“There are those amongst our sages who interpret this as praise: How much more so would he have been in a generation of righteous people. And there are those who interpret it as a condemnation: In accordance to his generation he was righteous; but if he would have been in Abraham’s generation, he would not be regarded as anything. (Rashi)
“When G-d said to Noach, ‘The end of all flesh is come before Me,’ Noach said: ‘What will You do with me?’ But he did not pray for the world, as Abraham would pray for the city of Sodom.. This is why the Flood is called ‘the waters of Noach’ (Isaiah 54:9) — he is culpable for them, because he did not appeal for mercy on the world’s behalf.” (Zohar)

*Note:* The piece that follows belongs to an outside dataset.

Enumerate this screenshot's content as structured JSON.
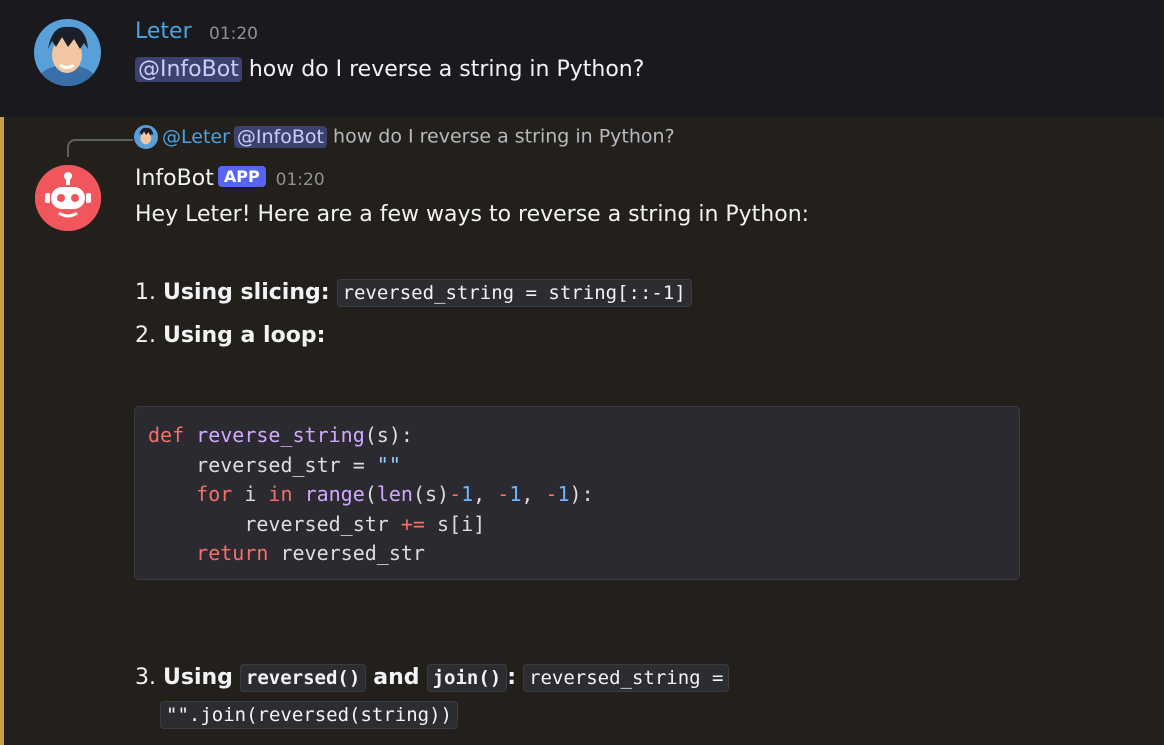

Noach tried to save his generation by calling on them to repent. But the fact that he did not pray for them implies that, ultimately, it did not matter to him what became of them. Had he truly cared, he would not have sufficed with “doing his best” but would have implored the Almighty to repeal His decree of destruction — just as a person who’s own life is in danger would never say, Well, I did my best to save myself, and leave it at that, but would beseech G-d to help him.

In other words, Noach’s involvement with others was limited to his sense of what he ought to do for them, as opposed to a true concern for their well-being. He understood the necessity to act for the sake of another, recognizing that to fail to do so is a defect in ones own character; but he fell short of transcending the self to care for others beyond the consideration of his own righteousness.

This also explains a curious aspect of Noach’s efforts to reach out to his generation. When the Flood came, Noach and his family entered the ark — alone. His 120-year campaign yielded not a single baal teshuvah (repentant)! Perhaps public relations was never Noach’s strong point, but how are we to explain the fact that, in all this time, he failed to win over a single individual?

But in order to influence others, one’s motives must be pure; in the words of our sages, “Words that come from the heart, enter the heart.” Deep down, a person will always sense whether you truly have his interests at heart, or you are filling a need of your own by seeking to change him. If your work to enlighten your fellow stems from a desire to “do the right thing” but without really caring about the result, your call will be met with scant response. The echo of personal motive, be it the most laudable of personal motives, will be sensed, if only subconsciously, by the object of your efforts, and will ultimately put him off.

(The Lubavitcher Rebbe)

Genocide can only be seen as a failure of mankind. Noach’s success, like ours today, has been limited. In every chapter of Torah the message is loud and clear: we have to do more.

We have to do more. BS”D this will be a year of doing more: more mitzvos, fewer sins of violence, robbery and economic disenfranchisement, which have gone so far they’ve now been legislated.

Fewer avieros (transgressions), more mitzvos.
We have to do more.